L and S are really starting to get a handle on how archaeology tells us about the lives of people in the past. It was incredible to see everyday objects that were centuries old, but still recognisable and similar to their modern-day counterparts. For example, sewing and knitting tools that aren’t so different from what their gran and aunty use today.
We’ve also visited Roman sites in many countries now, from the North of England to rural Portugal. What better way to understand the vastness of the Roman Empire? Conimbriga Roman Ruins might be a bit of a detour on the average tour of Portugal but in our opinion, they are well worthwhile.
Museum of Salt
For our final stop of the day on the way into Figueira da Foz we visited the salt museum and salt pans at Nucleo Museologico do Sal in Lavos, a short drive from Figuera.

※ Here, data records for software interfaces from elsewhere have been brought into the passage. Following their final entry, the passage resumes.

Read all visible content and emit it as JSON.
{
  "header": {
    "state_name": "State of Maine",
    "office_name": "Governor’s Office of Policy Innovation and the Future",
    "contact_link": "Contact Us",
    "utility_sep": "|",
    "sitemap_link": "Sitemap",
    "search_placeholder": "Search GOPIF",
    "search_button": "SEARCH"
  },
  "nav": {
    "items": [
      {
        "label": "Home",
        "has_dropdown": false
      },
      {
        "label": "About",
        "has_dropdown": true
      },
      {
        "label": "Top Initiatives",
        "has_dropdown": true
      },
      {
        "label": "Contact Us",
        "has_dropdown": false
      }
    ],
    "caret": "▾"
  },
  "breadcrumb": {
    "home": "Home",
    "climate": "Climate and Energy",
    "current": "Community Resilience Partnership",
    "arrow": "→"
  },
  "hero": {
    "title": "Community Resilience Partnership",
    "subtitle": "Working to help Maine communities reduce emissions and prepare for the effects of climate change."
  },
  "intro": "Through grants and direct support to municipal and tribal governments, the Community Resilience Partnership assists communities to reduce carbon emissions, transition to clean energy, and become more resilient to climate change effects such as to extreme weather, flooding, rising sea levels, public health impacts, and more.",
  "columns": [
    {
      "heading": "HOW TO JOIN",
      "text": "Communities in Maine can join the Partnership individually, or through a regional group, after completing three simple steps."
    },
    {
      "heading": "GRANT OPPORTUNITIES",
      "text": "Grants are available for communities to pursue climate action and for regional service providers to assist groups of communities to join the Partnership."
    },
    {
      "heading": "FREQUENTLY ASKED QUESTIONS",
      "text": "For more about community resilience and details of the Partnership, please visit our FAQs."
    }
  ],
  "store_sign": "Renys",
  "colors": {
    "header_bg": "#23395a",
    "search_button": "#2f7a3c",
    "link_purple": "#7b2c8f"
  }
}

This is a tiny museum and costs just 1 Euro per adult, but it packs a lot of information in and we left with a much better understanding of the production of salt. The best time to visit is in the summer / late summer as that is when they are producing. There had been so much rain recently that the salt pans weren’t ready yet. More proof that we were experiencing unseasonably cold and wet weather in Portugal (should we need any more proof!)
A tour of Northern Portugal isn’t complete without a visit to a salt pan. It really rounds out the experience of learning about maritime history, cod fishing and the preservation of cod with Portuguese sea salt.
We purchased some delicious flavoured salts and have been adding these to many of our campsite meals since.
We were looking forward to arriving at our accommodation that evening, we’d booked a small Casa (local hotel) in a very pretty location. Casa Pinha is a small hotel with a restaurant and stunning views over the beaches at Figuera da Foz. The weather meant that using the pool was out of the question. It also came with a resident donkey and the kids spent ages hanging out at the swings and talking to him. It was beautiful the next morning to eat breakfast with those views from the restaurant. However the experience wasn’t as good as Casa Rural and Agriturismo experiences we’ve had elsewhere. Being a hotel, however small, it was still a bit impersonal.
The next day we took a detour across country to the East of Portugal, very close to the Spanish border, to visit the small village of Monsanto. In our next post see why this village is so special…